The economy has spurred this decline, but it’s not the only factor. Despite their concerns about financial security, families do not consider buying insurance a priority. What’s more, the size of the sales force is not keeping pace with the Canadian population.
“When we asked what keeps consumers from buying life insurance, the top two reasons given were: low priority and a perception that it’s not affordable,” says Cheryl Retzloff, senior research director for LIMRA.
The result: married households with children under age 18 claim to be underinsured; three-quarters of households say they would have difficulty meeting their daily living expenses if they lost their primary wage earner.
Canadians’ concern about their financial future opens the door to conversations with advisors. Well before repaying their debts, Canadians of all ages rank the government’s capacity to finance healthcare as their prime worry (84%). Eight out of ten Canadians fear they won’t have sufficient funds during retirement.
79% of Canadians are concerned about the cost or accessibility of long-term care. In similar proportions, they worry about having sufficient monthly retirement income and sufficient funds in case of disability or critical illness.
In contrast, reducing debt (59%), meeting the family’s needs in case of death (54%) and paying for children’s studies raise less concern.
For Canadians who did purchase insurance, covering final expenses (57%) and the need to have this product (43%) were the main motivations. Only 37% of Canadians bought life insurance mainly to replace income in case of death.
According to the LIMRA report on individual life insurance in Canada in 2012, term insurance sales continue to dominate the market, at 58% of policies sold in 2012. Whole life and universal life split the remainder into equal shares of 21%.
Even as they try to engage more Canadians in conversation, the sales force is up against an industry that is struggling to recruit new blood.
Canadian consumers say they prefer personal contact, yet another LIMRA study found that the industry recruited 14% fewer sales professionals in 2012, at 13,500 versus 15,600 a year earlier.
“This combination of fewer agents and slow adoption of non-face-to-face purchasing creates a real challenge for Canadian insurance companies,” Ms. Retzloff points out.

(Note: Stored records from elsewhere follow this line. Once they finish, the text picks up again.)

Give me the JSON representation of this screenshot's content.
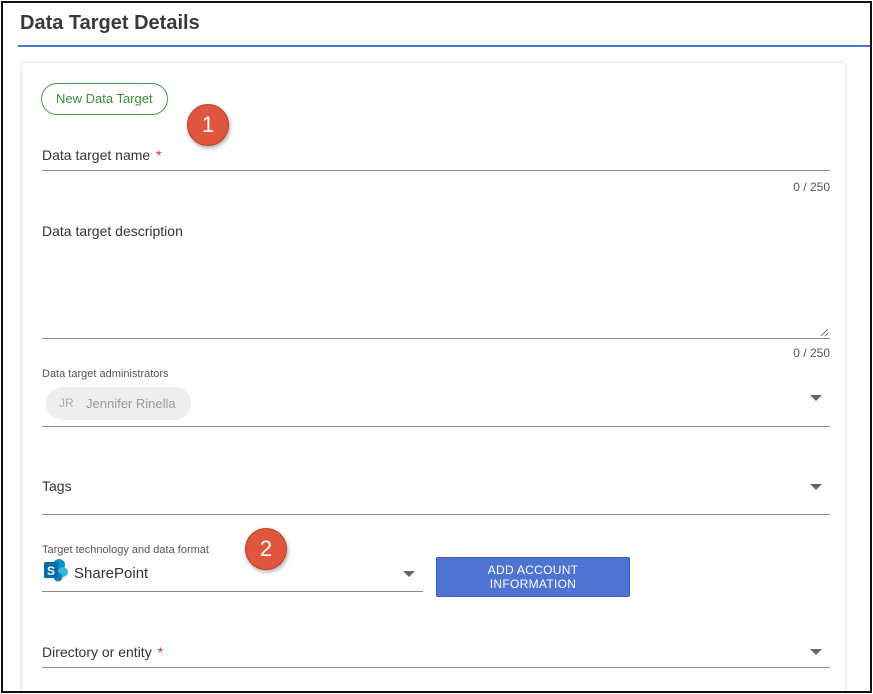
{
  "header": {
    "title": "Data Target Details"
  },
  "form": {
    "new_button_label": "New Data Target",
    "name_field": {
      "label": "Data target name",
      "required_mark": "*",
      "value": "",
      "counter": "0 / 250"
    },
    "description_field": {
      "label": "Data target description",
      "value": "",
      "counter": "0 / 250"
    },
    "administrators": {
      "label": "Data target administrators",
      "chips": [
        {
          "initials": "JR",
          "name": "Jennifer Rinella"
        }
      ]
    },
    "tags": {
      "label": "Tags"
    },
    "technology": {
      "label": "Target technology and data format",
      "value": "SharePoint",
      "icon": "sharepoint-icon"
    },
    "add_account_button_label": "ADD ACCOUNT INFORMATION",
    "directory": {
      "label": "Directory or entity",
      "required_mark": "*"
    }
  },
  "callouts": [
    "1",
    "2"
  ],
  "colors": {
    "header_underline": "#4a78c8",
    "new_button_green": "#3d8b40",
    "callout_red": "#e0553e",
    "primary_button_blue": "#4f73d3",
    "required_red": "#dd2222",
    "sharepoint_blue": "#0a6aa8"
  }
}
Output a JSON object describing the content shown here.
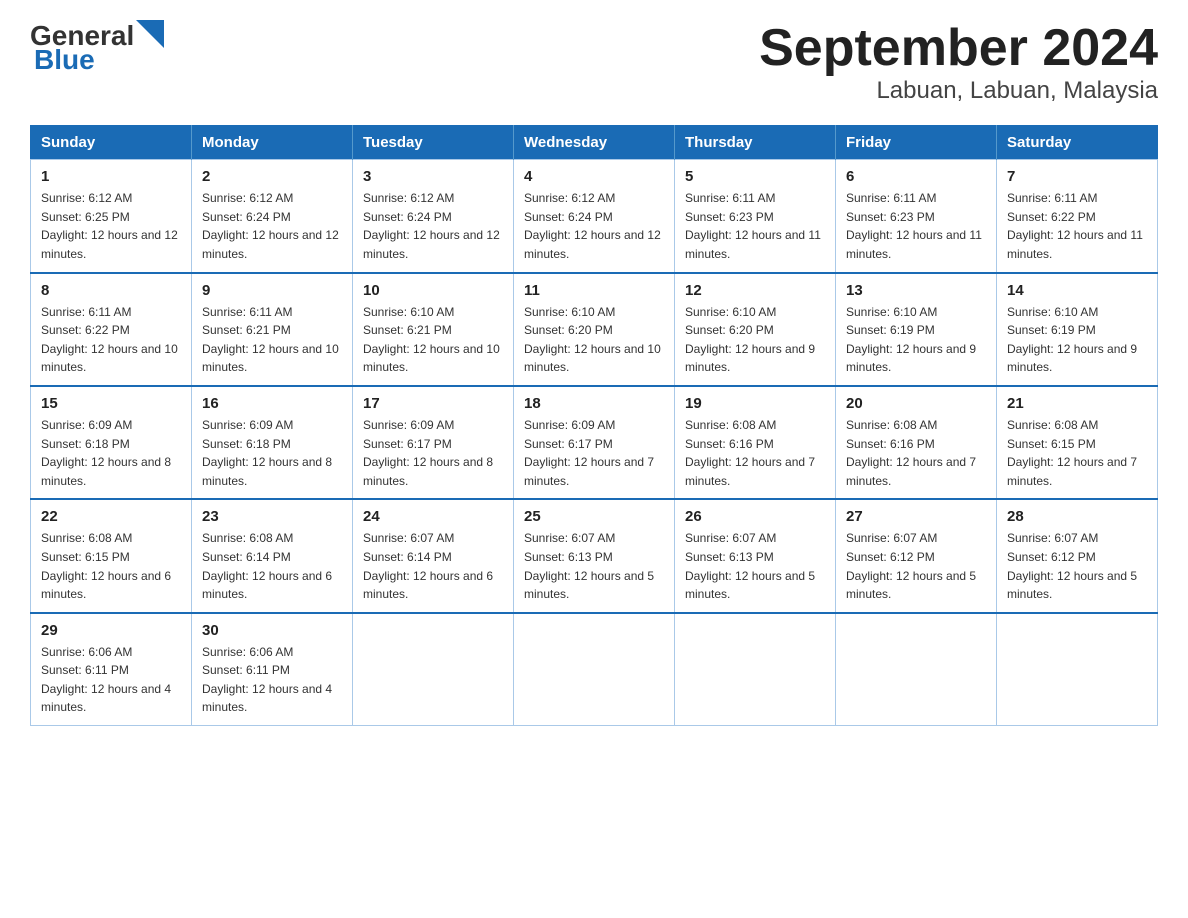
{
  "header": {
    "logo_general": "General",
    "logo_blue": "Blue",
    "title": "September 2024",
    "subtitle": "Labuan, Labuan, Malaysia"
  },
  "weekdays": [
    "Sunday",
    "Monday",
    "Tuesday",
    "Wednesday",
    "Thursday",
    "Friday",
    "Saturday"
  ],
  "weeks": [
    [
      {
        "day": "1",
        "sunrise": "6:12 AM",
        "sunset": "6:25 PM",
        "daylight": "12 hours and 12 minutes."
      },
      {
        "day": "2",
        "sunrise": "6:12 AM",
        "sunset": "6:24 PM",
        "daylight": "12 hours and 12 minutes."
      },
      {
        "day": "3",
        "sunrise": "6:12 AM",
        "sunset": "6:24 PM",
        "daylight": "12 hours and 12 minutes."
      },
      {
        "day": "4",
        "sunrise": "6:12 AM",
        "sunset": "6:24 PM",
        "daylight": "12 hours and 12 minutes."
      },
      {
        "day": "5",
        "sunrise": "6:11 AM",
        "sunset": "6:23 PM",
        "daylight": "12 hours and 11 minutes."
      },
      {
        "day": "6",
        "sunrise": "6:11 AM",
        "sunset": "6:23 PM",
        "daylight": "12 hours and 11 minutes."
      },
      {
        "day": "7",
        "sunrise": "6:11 AM",
        "sunset": "6:22 PM",
        "daylight": "12 hours and 11 minutes."
      }
    ],
    [
      {
        "day": "8",
        "sunrise": "6:11 AM",
        "sunset": "6:22 PM",
        "daylight": "12 hours and 10 minutes."
      },
      {
        "day": "9",
        "sunrise": "6:11 AM",
        "sunset": "6:21 PM",
        "daylight": "12 hours and 10 minutes."
      },
      {
        "day": "10",
        "sunrise": "6:10 AM",
        "sunset": "6:21 PM",
        "daylight": "12 hours and 10 minutes."
      },
      {
        "day": "11",
        "sunrise": "6:10 AM",
        "sunset": "6:20 PM",
        "daylight": "12 hours and 10 minutes."
      },
      {
        "day": "12",
        "sunrise": "6:10 AM",
        "sunset": "6:20 PM",
        "daylight": "12 hours and 9 minutes."
      },
      {
        "day": "13",
        "sunrise": "6:10 AM",
        "sunset": "6:19 PM",
        "daylight": "12 hours and 9 minutes."
      },
      {
        "day": "14",
        "sunrise": "6:10 AM",
        "sunset": "6:19 PM",
        "daylight": "12 hours and 9 minutes."
      }
    ],
    [
      {
        "day": "15",
        "sunrise": "6:09 AM",
        "sunset": "6:18 PM",
        "daylight": "12 hours and 8 minutes."
      },
      {
        "day": "16",
        "sunrise": "6:09 AM",
        "sunset": "6:18 PM",
        "daylight": "12 hours and 8 minutes."
      },
      {
        "day": "17",
        "sunrise": "6:09 AM",
        "sunset": "6:17 PM",
        "daylight": "12 hours and 8 minutes."
      },
      {
        "day": "18",
        "sunrise": "6:09 AM",
        "sunset": "6:17 PM",
        "daylight": "12 hours and 7 minutes."
      },
      {
        "day": "19",
        "sunrise": "6:08 AM",
        "sunset": "6:16 PM",
        "daylight": "12 hours and 7 minutes."
      },
      {
        "day": "20",
        "sunrise": "6:08 AM",
        "sunset": "6:16 PM",
        "daylight": "12 hours and 7 minutes."
      },
      {
        "day": "21",
        "sunrise": "6:08 AM",
        "sunset": "6:15 PM",
        "daylight": "12 hours and 7 minutes."
      }
    ],
    [
      {
        "day": "22",
        "sunrise": "6:08 AM",
        "sunset": "6:15 PM",
        "daylight": "12 hours and 6 minutes."
      },
      {
        "day": "23",
        "sunrise": "6:08 AM",
        "sunset": "6:14 PM",
        "daylight": "12 hours and 6 minutes."
      },
      {
        "day": "24",
        "sunrise": "6:07 AM",
        "sunset": "6:14 PM",
        "daylight": "12 hours and 6 minutes."
      },
      {
        "day": "25",
        "sunrise": "6:07 AM",
        "sunset": "6:13 PM",
        "daylight": "12 hours and 5 minutes."
      },
      {
        "day": "26",
        "sunrise": "6:07 AM",
        "sunset": "6:13 PM",
        "daylight": "12 hours and 5 minutes."
      },
      {
        "day": "27",
        "sunrise": "6:07 AM",
        "sunset": "6:12 PM",
        "daylight": "12 hours and 5 minutes."
      },
      {
        "day": "28",
        "sunrise": "6:07 AM",
        "sunset": "6:12 PM",
        "daylight": "12 hours and 5 minutes."
      }
    ],
    [
      {
        "day": "29",
        "sunrise": "6:06 AM",
        "sunset": "6:11 PM",
        "daylight": "12 hours and 4 minutes."
      },
      {
        "day": "30",
        "sunrise": "6:06 AM",
        "sunset": "6:11 PM",
        "daylight": "12 hours and 4 minutes."
      },
      null,
      null,
      null,
      null,
      null
    ]
  ],
  "labels": {
    "sunrise": "Sunrise:",
    "sunset": "Sunset:",
    "daylight": "Daylight:"
  }
}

The 2012 survey is based on a sample of 3,200 Canadian households. The person surveyed was the self-declared financial decision-maker of the household. Results were weighted to represent all households in Canada. The previous edition of this study was conducted in 2006.